Interested in trying something new? Check out the Nassau County Museum of Art. Their programs are diverse and right in your backyard: http://www.nassaumuseum.org/events.html. They have everything from sketching to documentaries to drink & draw events for the adults. There are lectures and family days when the art becomes collaborative. Try out a couple of different things to find your medium of choice.
Check out the Ward Melville Heritage Organization in Stony Brook: https://wmho.org/. Here you will find exhibits for adults and children, theater performances, educational outreach and programs for families and schools.
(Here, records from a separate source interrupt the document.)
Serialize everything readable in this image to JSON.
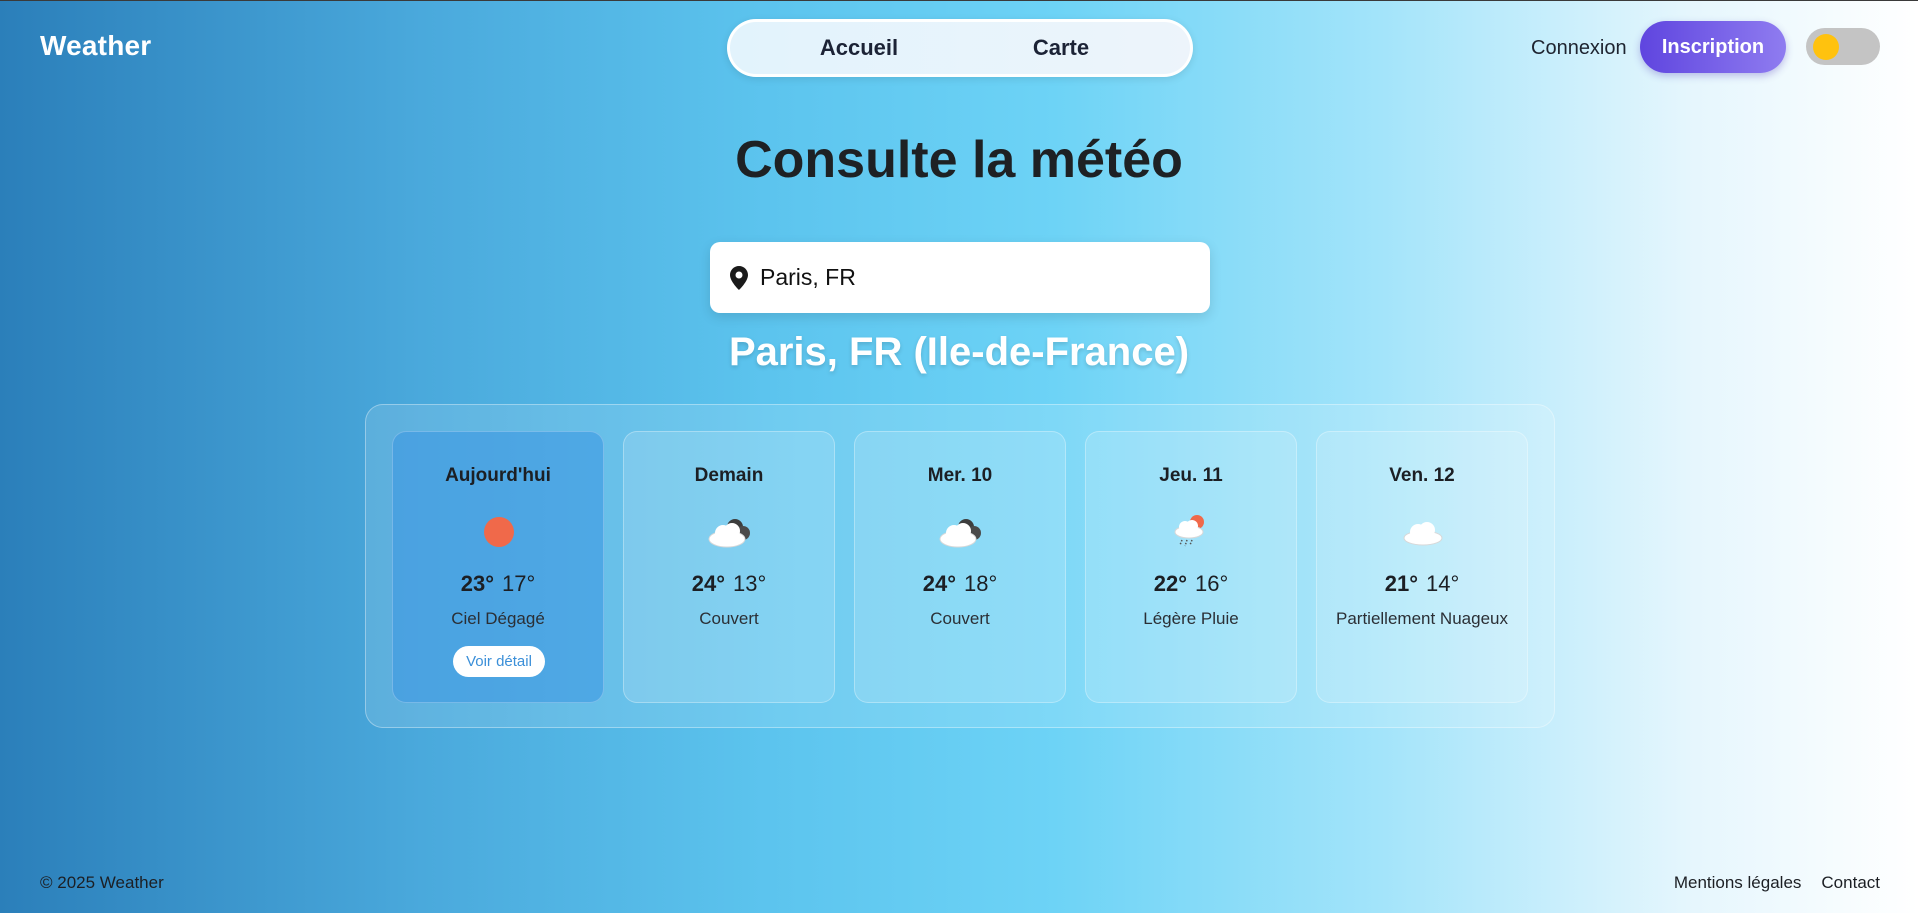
{
  "header": {
    "brand": "Weather",
    "nav_tabs": [
      {
        "label": "Accueil"
      },
      {
        "label": "Carte"
      }
    ],
    "login_label": "Connexion",
    "signup_label": "Inscription",
    "theme_toggle_icon": "sun-toggle"
  },
  "hero": {
    "title": "Consulte la météo"
  },
  "search": {
    "value": "Paris, FR",
    "icon": "map-pin-icon"
  },
  "location": {
    "title": "Paris, FR (Ile-de-France)"
  },
  "forecast": {
    "days": [
      {
        "name": "Aujourd'hui",
        "max": "23°",
        "min": "17°",
        "description": "Ciel Dégagé",
        "icon": "sun-icon",
        "detail_label": "Voir détail",
        "active": true
      },
      {
        "name": "Demain",
        "max": "24°",
        "min": "13°",
        "description": "Couvert",
        "icon": "overcast-cloud-icon"
      },
      {
        "name": "Mer. 10",
        "max": "24°",
        "min": "18°",
        "description": "Couvert",
        "icon": "overcast-cloud-icon"
      },
      {
        "name": "Jeu. 11",
        "max": "22°",
        "min": "16°",
        "description": "Légère Pluie",
        "icon": "sun-rain-cloud-icon"
      },
      {
        "name": "Ven. 12",
        "max": "21°",
        "min": "14°",
        "description": "Partiellement Nuageux",
        "icon": "cloud-icon"
      }
    ]
  },
  "colors": {
    "accent": "#5f45df",
    "sun": "#f0694a",
    "toggle_knob": "#ffc20e"
  },
  "footer": {
    "copyright": "© 2025 Weather",
    "links": [
      "Mentions légales",
      "Contact"
    ]
  }
}
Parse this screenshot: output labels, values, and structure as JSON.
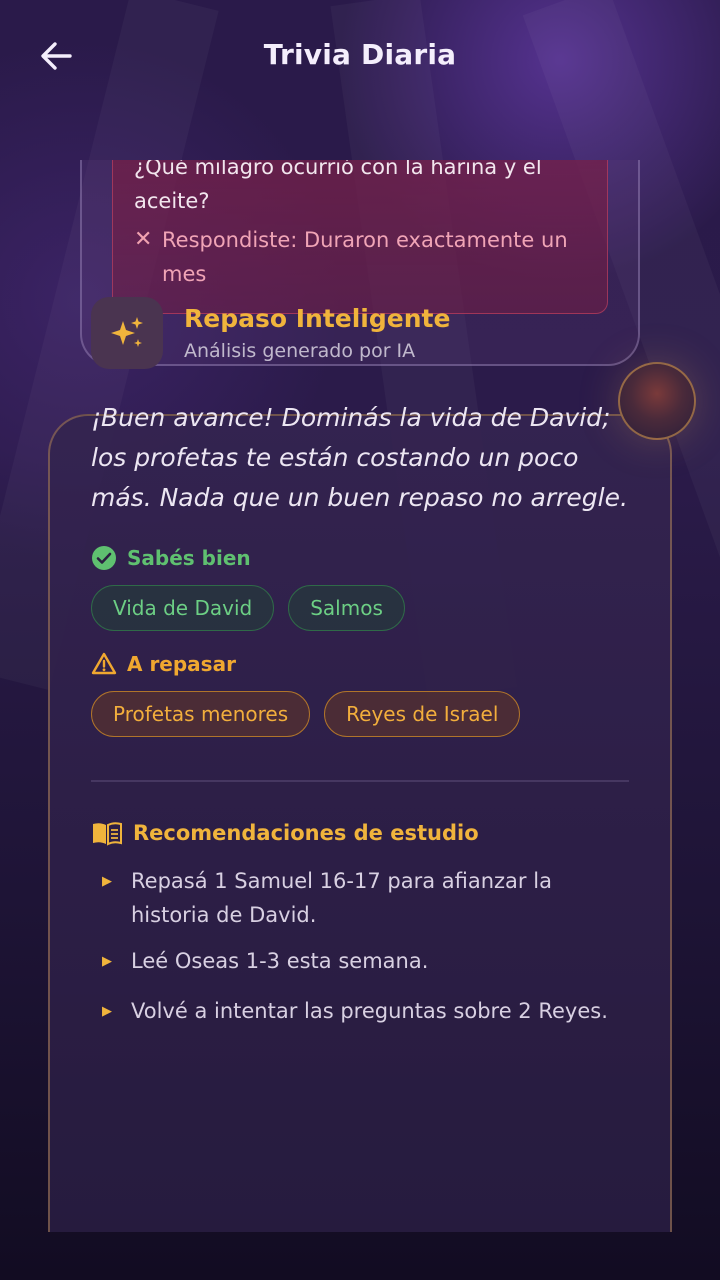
{
  "header": {
    "title": "Trivia Diaria",
    "back_icon": "arrow-left-icon"
  },
  "previous_question": {
    "question": "¿Qué milagro ocurrió con la harina y el aceite?",
    "answer_prefix_icon": "x-icon",
    "your_answer": "Respondiste: Duraron exactamente un mes"
  },
  "smart_review": {
    "icon": "sparkles-icon",
    "title": "Repaso Inteligente",
    "subtitle": "Análisis generado por IA",
    "summary": "¡Buen avance! Dominás la vida de David; los profetas te están costando un poco más. Nada que un buen repaso no arregle.",
    "strengths": {
      "label": "Sabés bien",
      "icon": "check-circle-icon",
      "color": "#5fc070",
      "topics": [
        "Vida de David",
        "Salmos"
      ]
    },
    "weaknesses": {
      "label": "A repasar",
      "icon": "warning-icon",
      "color": "#f0a830",
      "topics": [
        "Profetas menores",
        "Reyes de Israel"
      ]
    },
    "recommendations": {
      "label": "Recomendaciones de estudio",
      "icon": "book-icon",
      "items": [
        "Repasá 1 Samuel 16-17 para afianzar la historia de David.",
        "Leé Oseas 1-3 esta semana.",
        "Volvé a intentar las preguntas sobre 2 Reyes."
      ]
    }
  },
  "colors": {
    "accent_gold": "#f0b43c",
    "background": "#2a1a4a"
  }
}
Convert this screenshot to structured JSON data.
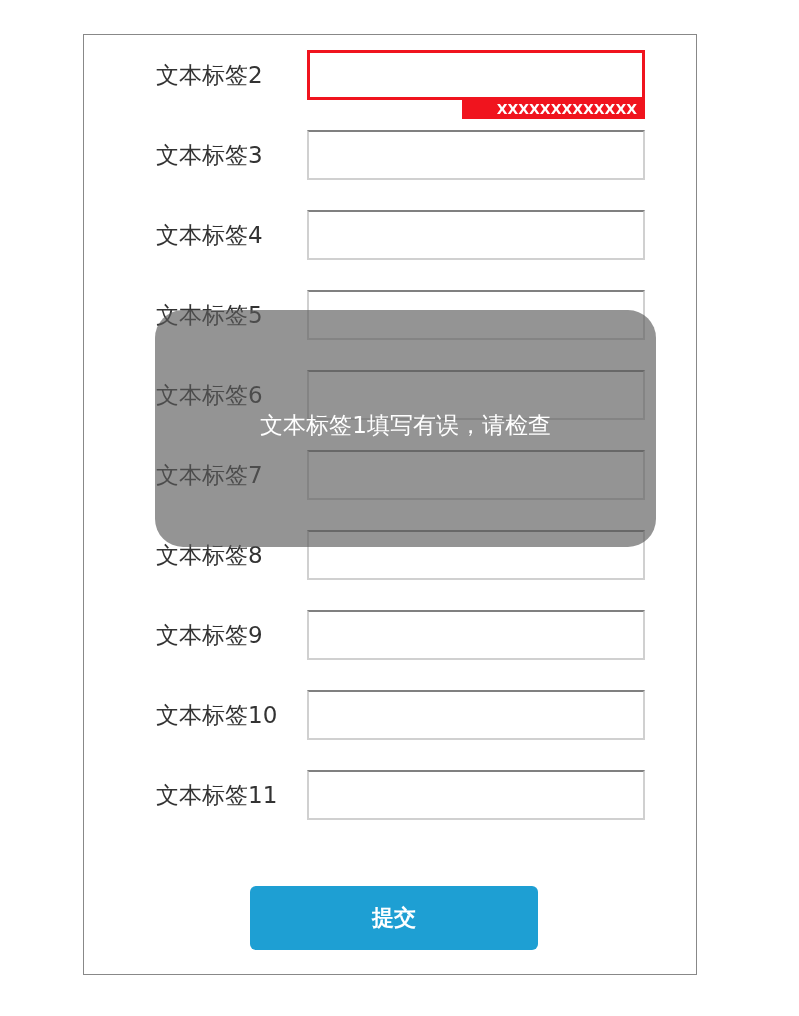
{
  "form": {
    "fields": [
      {
        "label": "文本标签2",
        "invalid": true,
        "error": "XXXXXXXXXXXXX"
      },
      {
        "label": "文本标签3",
        "invalid": false
      },
      {
        "label": "文本标签4",
        "invalid": false
      },
      {
        "label": "文本标签5",
        "invalid": false
      },
      {
        "label": "文本标签6",
        "invalid": false
      },
      {
        "label": "文本标签7",
        "invalid": false
      },
      {
        "label": "文本标签8",
        "invalid": false
      },
      {
        "label": "文本标签9",
        "invalid": false
      },
      {
        "label": "文本标签10",
        "invalid": false
      },
      {
        "label": "文本标签11",
        "invalid": false
      }
    ],
    "submit": "提交"
  },
  "toast": {
    "message": "文本标签1填写有误，请检查"
  }
}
Find fun events for you and your family at the Bayard Cutting Arboretum out in Great River: http://www.bayardcuttingarboretum.com/calendar/. http://www.bayardcuttingarboretum.com/art-workshops/
If you feel like taking a day trip out to someplace new, don’t forget our friends in Yonkers. The Blue Door Art Center & Gallery’s doors are always open, even if the hours posted don’t match the expectation. Feel free to check out their poetry slams and workshops (now hosted by everyone’s favorite Luisa). https://bluedoorartcenter.org/calendar-bdac.
Without a doubt, if you hit up Blue Door, take a quick eight minute ride over to The Powerlab NY. They always have exhibits hanging and offer intense seminars and classes for the business development side of art. https://www.thepowerlabny.com/artdevelopment (A shout out to to them for co-hosting my very first photo exhibit; it was pretty magical for me to see my work hanging at the entrance. I was so proud of my achievement, I just stood there a while basking in the excitement.)
The Sketchbook Project at the Brooklyn Art Library is always a fave, fun, collaborative experience: https://www.sketchbookproject.com/libraries. Draw, write, sketch, doodle, spill coffee pass it on as your vision. Let your expression and inspiration reach farther than you might imagine.